A complete answer lists every line of the material where the string "JSON" occurs.

=== Begin Enclosure ===

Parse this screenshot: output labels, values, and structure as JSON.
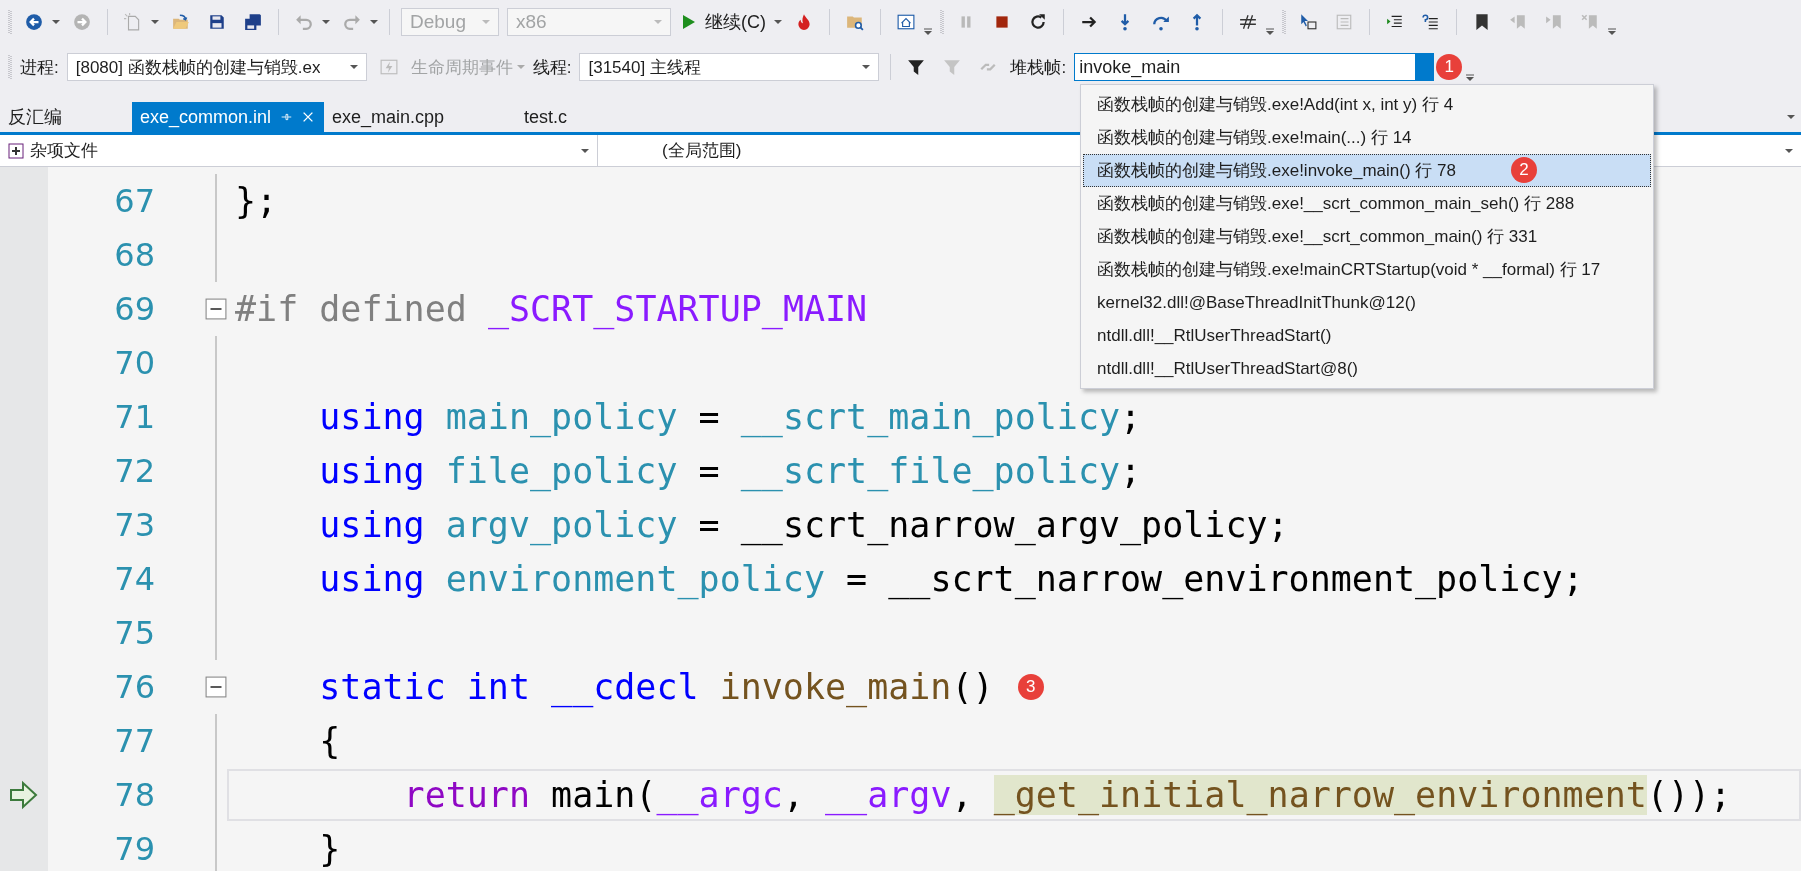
{
  "toolbar": {
    "configuration": {
      "value": "Debug",
      "disabled": true
    },
    "platform": {
      "value": "x86",
      "disabled": true
    },
    "continue_button": {
      "label": "继续(C)"
    }
  },
  "debug_location": {
    "process_label": "进程:",
    "process": "[8080] 函数栈帧的创建与销毁.ex",
    "lifecycle": {
      "label": "生命周期事件",
      "disabled": true
    },
    "thread_label": "线程:",
    "thread": "[31540] 主线程",
    "stack_frame_label": "堆栈帧:",
    "stack_frame": {
      "value": "invoke_main",
      "badge": "1"
    }
  },
  "stack_frame_list": [
    {
      "text": "函数栈帧的创建与销毁.exe!Add(int x, int y) 行 4",
      "selected": false
    },
    {
      "text": "函数栈帧的创建与销毁.exe!main(...) 行 14",
      "selected": false
    },
    {
      "text": "函数栈帧的创建与销毁.exe!invoke_main() 行 78",
      "selected": true,
      "badge": "2"
    },
    {
      "text": "函数栈帧的创建与销毁.exe!__scrt_common_main_seh() 行 288",
      "selected": false
    },
    {
      "text": "函数栈帧的创建与销毁.exe!__scrt_common_main() 行 331",
      "selected": false
    },
    {
      "text": "函数栈帧的创建与销毁.exe!mainCRTStartup(void * __formal) 行 17",
      "selected": false
    },
    {
      "text": "kernel32.dll!@BaseThreadInitThunk@12()",
      "selected": false
    },
    {
      "text": "ntdll.dll!__RtlUserThreadStart()",
      "selected": false
    },
    {
      "text": "ntdll.dll!__RtlUserThreadStart@8()",
      "selected": false
    }
  ],
  "disassembly_tab": {
    "label": "反汇编",
    "selected": false
  },
  "tabs": [
    {
      "label": "exe_common.inl",
      "selected": true
    },
    {
      "label": "exe_main.cpp",
      "selected": false
    },
    {
      "label": "test.c",
      "selected": false
    }
  ],
  "navigation": {
    "project": "杂项文件",
    "scope": "(全局范围)"
  },
  "editor": {
    "lines": [
      {
        "number": "67",
        "fold": false,
        "current": false,
        "tokens": [
          {
            "kind": "plain",
            "text": "};"
          }
        ]
      },
      {
        "number": "68",
        "fold": false,
        "current": false
      },
      {
        "number": "69",
        "fold": true,
        "current": false,
        "tokens": [
          {
            "kind": "pp",
            "text": "#if defined "
          },
          {
            "kind": "macro",
            "text": "_SCRT_STARTUP_MAIN"
          }
        ]
      },
      {
        "number": "70",
        "fold": false,
        "current": false
      },
      {
        "number": "71",
        "fold": false,
        "current": false,
        "tokens": [
          {
            "kind": "kw",
            "text": "    using "
          },
          {
            "kind": "type",
            "text": "main_policy"
          },
          {
            "kind": "plain",
            "text": " = "
          },
          {
            "kind": "type",
            "text": "__scrt_main_policy"
          },
          {
            "kind": "plain",
            "text": ";"
          }
        ]
      },
      {
        "number": "72",
        "fold": false,
        "current": false,
        "tokens": [
          {
            "kind": "kw",
            "text": "    using "
          },
          {
            "kind": "type",
            "text": "file_policy"
          },
          {
            "kind": "plain",
            "text": " = "
          },
          {
            "kind": "type",
            "text": "__scrt_file_policy"
          },
          {
            "kind": "plain",
            "text": ";"
          }
        ]
      },
      {
        "number": "73",
        "fold": false,
        "current": false,
        "tokens": [
          {
            "kind": "kw",
            "text": "    using "
          },
          {
            "kind": "type",
            "text": "argv_policy"
          },
          {
            "kind": "plain",
            "text": " = "
          },
          {
            "kind": "plain",
            "text": "__scrt_narrow_argv_policy;"
          }
        ]
      },
      {
        "number": "74",
        "fold": false,
        "current": false,
        "tokens": [
          {
            "kind": "kw",
            "text": "    using "
          },
          {
            "kind": "type",
            "text": "environment_policy"
          },
          {
            "kind": "plain",
            "text": " = "
          },
          {
            "kind": "plain",
            "text": "__scrt_narrow_environment_policy;"
          }
        ]
      },
      {
        "number": "75",
        "fold": false,
        "current": false
      },
      {
        "number": "76",
        "fold": true,
        "current": false,
        "badge": "3",
        "tokens": [
          {
            "kind": "kw",
            "text": "    static int __cdecl "
          },
          {
            "kind": "fn",
            "text": "invoke_main"
          },
          {
            "kind": "plain",
            "text": "()"
          }
        ]
      },
      {
        "number": "77",
        "fold": false,
        "current": false,
        "tokens": [
          {
            "kind": "plain",
            "text": "    {"
          }
        ]
      },
      {
        "number": "78",
        "fold": false,
        "current": true,
        "tokens": [
          {
            "kind": "ctl",
            "text": "        return "
          },
          {
            "kind": "plain",
            "text": "main("
          },
          {
            "kind": "macro",
            "text": "__argc"
          },
          {
            "kind": "plain",
            "text": ", "
          },
          {
            "kind": "macro",
            "text": "__argv"
          },
          {
            "kind": "plain",
            "text": ", "
          },
          {
            "kind": "fn",
            "text": "_get_initial_narrow_environment",
            "highlighted": true
          },
          {
            "kind": "plain",
            "text": "());"
          }
        ]
      },
      {
        "number": "79",
        "fold": false,
        "current": false,
        "tokens": [
          {
            "kind": "plain",
            "text": "    }"
          }
        ]
      }
    ]
  }
}
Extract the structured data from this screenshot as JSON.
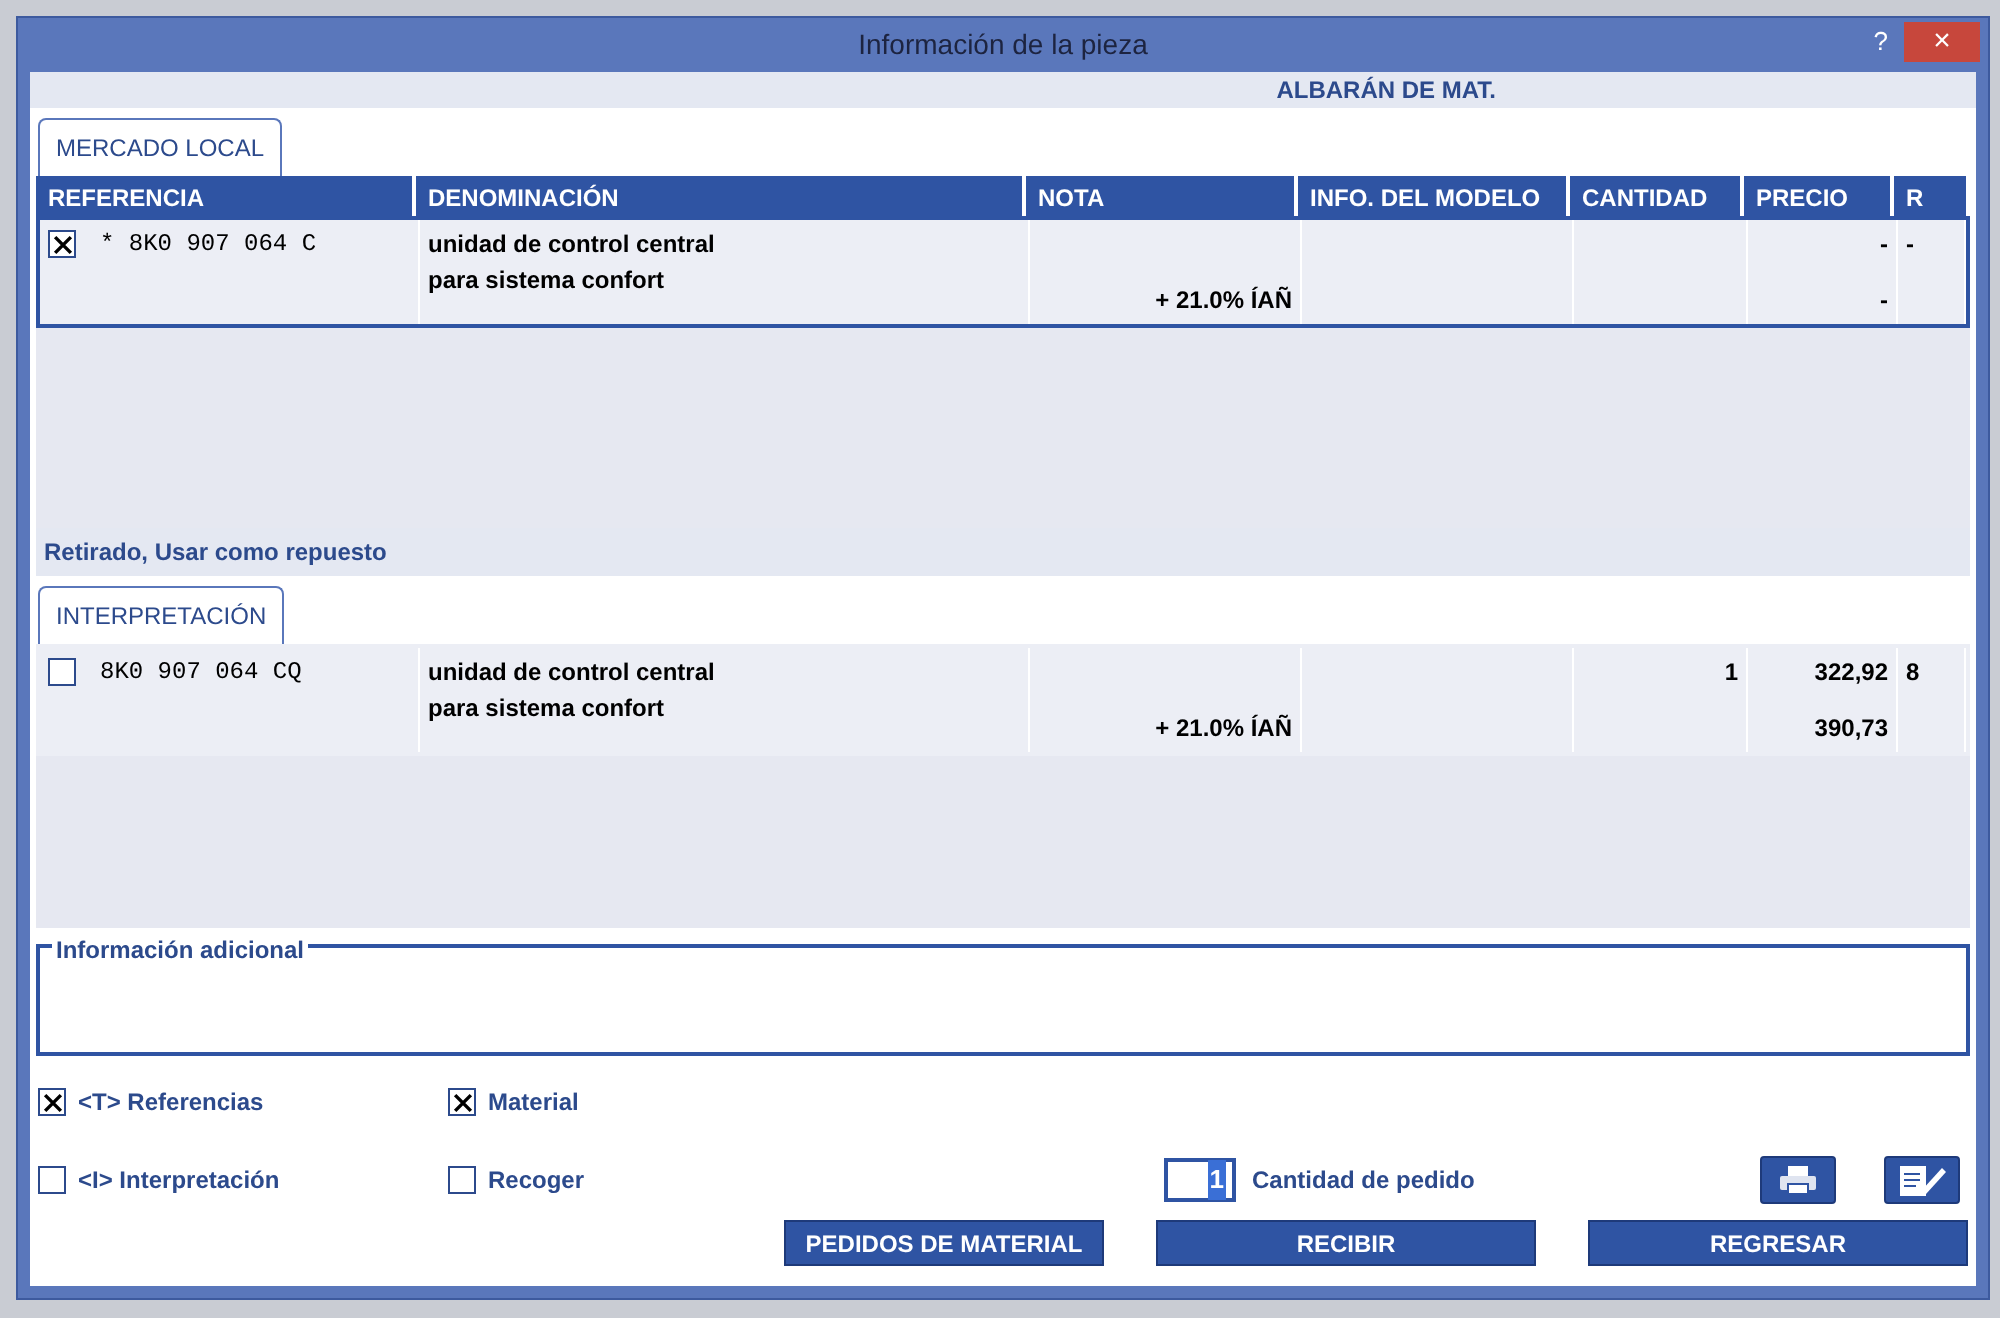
{
  "window": {
    "title": "Información de la pieza",
    "help": "?",
    "close": "×"
  },
  "header": "ALBARÁN DE MAT.",
  "sections": [
    {
      "tab": "MERCADO LOCAL",
      "selected": true,
      "columns": [
        "REFERENCIA",
        "DENOMINACIÓN",
        "NOTA",
        "INFO. DEL MODELO",
        "CANTIDAD",
        "PRECIO",
        "R"
      ],
      "rows": [
        {
          "checked": true,
          "selected": true,
          "reference": "* 8K0 907 064 C",
          "denomination": "unidad de control central para sistema confort",
          "note": "+ 21.0% ÍAÑ",
          "price": "-",
          "price_total": "-",
          "r": "-"
        }
      ]
    },
    {
      "status": "Retirado, Usar como repuesto",
      "tab": "INTERPRETACIÓN",
      "selected": true,
      "rows": [
        {
          "checked": false,
          "selected": false,
          "reference": "8K0 907 064 CQ",
          "denomination": "unidad de control central para sistema confort",
          "note": "+ 21.0% ÍAÑ",
          "quantity": "1",
          "price": "322,92",
          "price_total": "390,73",
          "r": "8"
        }
      ]
    }
  ],
  "info_box": {
    "legend": "Información adicional"
  },
  "options": [
    {
      "label": "<T> Referencias",
      "checked": true
    },
    {
      "label": "Material",
      "checked": true
    },
    {
      "label": "<I> Interpretación",
      "checked": false
    },
    {
      "label": "Recoger",
      "checked": false
    }
  ],
  "quantity": {
    "value": "1",
    "label": "Cantidad de pedido"
  },
  "buttons": [
    "PEDIDOS DE MATERIAL",
    "RECIBIR",
    "REGRESAR"
  ]
}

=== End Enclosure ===

_SOLUTION TO THIS TASK_
Parse this screenshot: output labels, values, and structure as JSON.
Extract the structured data from this screenshot as JSON.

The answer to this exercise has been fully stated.